● **Exercise requirements**
From first line to last, give the material again unchanged.

● **Dataset entries**
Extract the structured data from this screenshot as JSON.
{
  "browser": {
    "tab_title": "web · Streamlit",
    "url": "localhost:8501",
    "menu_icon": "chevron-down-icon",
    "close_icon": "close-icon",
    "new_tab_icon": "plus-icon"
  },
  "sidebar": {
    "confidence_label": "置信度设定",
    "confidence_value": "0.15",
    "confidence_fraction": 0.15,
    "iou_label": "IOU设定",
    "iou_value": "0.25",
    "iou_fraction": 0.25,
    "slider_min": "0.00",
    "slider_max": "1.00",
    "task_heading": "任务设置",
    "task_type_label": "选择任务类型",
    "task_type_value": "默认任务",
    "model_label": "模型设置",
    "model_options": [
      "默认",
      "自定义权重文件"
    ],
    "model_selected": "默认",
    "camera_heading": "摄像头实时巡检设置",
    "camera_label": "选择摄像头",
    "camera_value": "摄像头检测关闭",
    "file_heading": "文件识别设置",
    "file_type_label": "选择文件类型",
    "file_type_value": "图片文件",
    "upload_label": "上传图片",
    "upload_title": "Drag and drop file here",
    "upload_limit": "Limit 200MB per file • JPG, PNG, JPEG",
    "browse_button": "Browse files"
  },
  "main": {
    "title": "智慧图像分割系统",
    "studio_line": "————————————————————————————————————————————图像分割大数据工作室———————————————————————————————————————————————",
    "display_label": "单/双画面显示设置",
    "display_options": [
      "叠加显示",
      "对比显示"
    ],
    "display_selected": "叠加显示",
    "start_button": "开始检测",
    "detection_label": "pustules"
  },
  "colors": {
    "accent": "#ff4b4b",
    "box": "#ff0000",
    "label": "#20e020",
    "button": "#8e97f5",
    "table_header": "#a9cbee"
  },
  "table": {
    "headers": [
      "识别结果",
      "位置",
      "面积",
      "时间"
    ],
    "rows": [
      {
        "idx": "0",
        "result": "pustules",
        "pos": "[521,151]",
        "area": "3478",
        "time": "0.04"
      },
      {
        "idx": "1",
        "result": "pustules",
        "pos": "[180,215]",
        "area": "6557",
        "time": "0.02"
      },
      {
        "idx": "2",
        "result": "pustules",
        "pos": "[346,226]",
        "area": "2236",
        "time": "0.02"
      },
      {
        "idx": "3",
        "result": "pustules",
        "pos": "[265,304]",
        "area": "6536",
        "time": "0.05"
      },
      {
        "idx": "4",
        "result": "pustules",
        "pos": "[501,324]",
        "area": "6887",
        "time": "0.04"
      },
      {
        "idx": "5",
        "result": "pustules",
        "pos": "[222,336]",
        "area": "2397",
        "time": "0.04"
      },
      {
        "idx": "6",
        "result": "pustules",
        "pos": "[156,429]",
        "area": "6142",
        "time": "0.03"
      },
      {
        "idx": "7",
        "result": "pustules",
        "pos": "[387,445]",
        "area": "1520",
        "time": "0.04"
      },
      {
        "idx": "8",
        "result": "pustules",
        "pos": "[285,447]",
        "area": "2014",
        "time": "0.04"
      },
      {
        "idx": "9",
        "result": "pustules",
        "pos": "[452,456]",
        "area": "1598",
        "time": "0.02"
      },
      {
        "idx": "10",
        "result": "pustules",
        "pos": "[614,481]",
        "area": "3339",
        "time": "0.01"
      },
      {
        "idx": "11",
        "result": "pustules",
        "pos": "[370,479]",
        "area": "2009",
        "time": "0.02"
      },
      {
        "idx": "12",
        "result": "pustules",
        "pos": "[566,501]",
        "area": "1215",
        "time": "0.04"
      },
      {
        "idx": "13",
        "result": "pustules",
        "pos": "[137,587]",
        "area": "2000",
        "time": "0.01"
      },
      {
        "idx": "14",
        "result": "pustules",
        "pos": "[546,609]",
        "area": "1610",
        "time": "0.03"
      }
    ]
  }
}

● **Your response**
Extract the structured data from this screenshot as JSON.
{
  "browser": {
    "tab_title": "web · Streamlit",
    "url": "localhost:8501",
    "menu_icon": "chevron-down-icon",
    "close_icon": "close-icon",
    "new_tab_icon": "plus-icon"
  },
  "sidebar": {
    "confidence_label": "置信度设定",
    "confidence_value": "0.15",
    "confidence_fraction": 0.15,
    "iou_label": "IOU设定",
    "iou_value": "0.25",
    "iou_fraction": 0.25,
    "slider_min": "0.00",
    "slider_max": "1.00",
    "task_heading": "任务设置",
    "task_type_label": "选择任务类型",
    "task_type_value": "默认任务",
    "model_label": "模型设置",
    "model_options": [
      "默认",
      "自定义权重文件"
    ],
    "model_selected": "默认",
    "camera_heading": "摄像头实时巡检设置",
    "camera_label": "选择摄像头",
    "camera_value": "摄像头检测关闭",
    "file_heading": "文件识别设置",
    "file_type_label": "选择文件类型",
    "file_type_value": "图片文件",
    "upload_label": "上传图片",
    "upload_title": "Drag and drop file here",
    "upload_limit": "Limit 200MB per file • JPG, PNG, JPEG",
    "browse_button": "Browse files"
  },
  "main": {
    "title": "智慧图像分割系统",
    "studio_line": "————————————————————————————————————————————图像分割大数据工作室———————————————————————————————————————————————",
    "display_label": "单/双画面显示设置",
    "display_options": [
      "叠加显示",
      "对比显示"
    ],
    "display_selected": "叠加显示",
    "start_button": "开始检测",
    "detection_label": "pustules"
  },
  "colors": {
    "accent": "#ff4b4b",
    "box": "#ff0000",
    "label": "#20e020",
    "button": "#8e97f5",
    "table_header": "#a9cbee"
  },
  "table": {
    "headers": [
      "识别结果",
      "位置",
      "面积",
      "时间"
    ],
    "rows": [
      {
        "idx": "0",
        "result": "pustules",
        "pos": "[521,151]",
        "area": "3478",
        "time": "0.04"
      },
      {
        "idx": "1",
        "result": "pustules",
        "pos": "[180,215]",
        "area": "6557",
        "time": "0.02"
      },
      {
        "idx": "2",
        "result": "pustules",
        "pos": "[346,226]",
        "area": "2236",
        "time": "0.02"
      },
      {
        "idx": "3",
        "result": "pustules",
        "pos": "[265,304]",
        "area": "6536",
        "time": "0.05"
      },
      {
        "idx": "4",
        "result": "pustules",
        "pos": "[501,324]",
        "area": "6887",
        "time": "0.04"
      },
      {
        "idx": "5",
        "result": "pustules",
        "pos": "[222,336]",
        "area": "2397",
        "time": "0.04"
      },
      {
        "idx": "6",
        "result": "pustules",
        "pos": "[156,429]",
        "area": "6142",
        "time": "0.03"
      },
      {
        "idx": "7",
        "result": "pustules",
        "pos": "[387,445]",
        "area": "1520",
        "time": "0.04"
      },
      {
        "idx": "8",
        "result": "pustules",
        "pos": "[285,447]",
        "area": "2014",
        "time": "0.04"
      },
      {
        "idx": "9",
        "result": "pustules",
        "pos": "[452,456]",
        "area": "1598",
        "time": "0.02"
      },
      {
        "idx": "10",
        "result": "pustules",
        "pos": "[614,481]",
        "area": "3339",
        "time": "0.01"
      },
      {
        "idx": "11",
        "result": "pustules",
        "pos": "[370,479]",
        "area": "2009",
        "time": "0.02"
      },
      {
        "idx": "12",
        "result": "pustules",
        "pos": "[566,501]",
        "area": "1215",
        "time": "0.04"
      },
      {
        "idx": "13",
        "result": "pustules",
        "pos": "[137,587]",
        "area": "2000",
        "time": "0.01"
      },
      {
        "idx": "14",
        "result": "pustules",
        "pos": "[546,609]",
        "area": "1610",
        "time": "0.03"
      }
    ]
  }
}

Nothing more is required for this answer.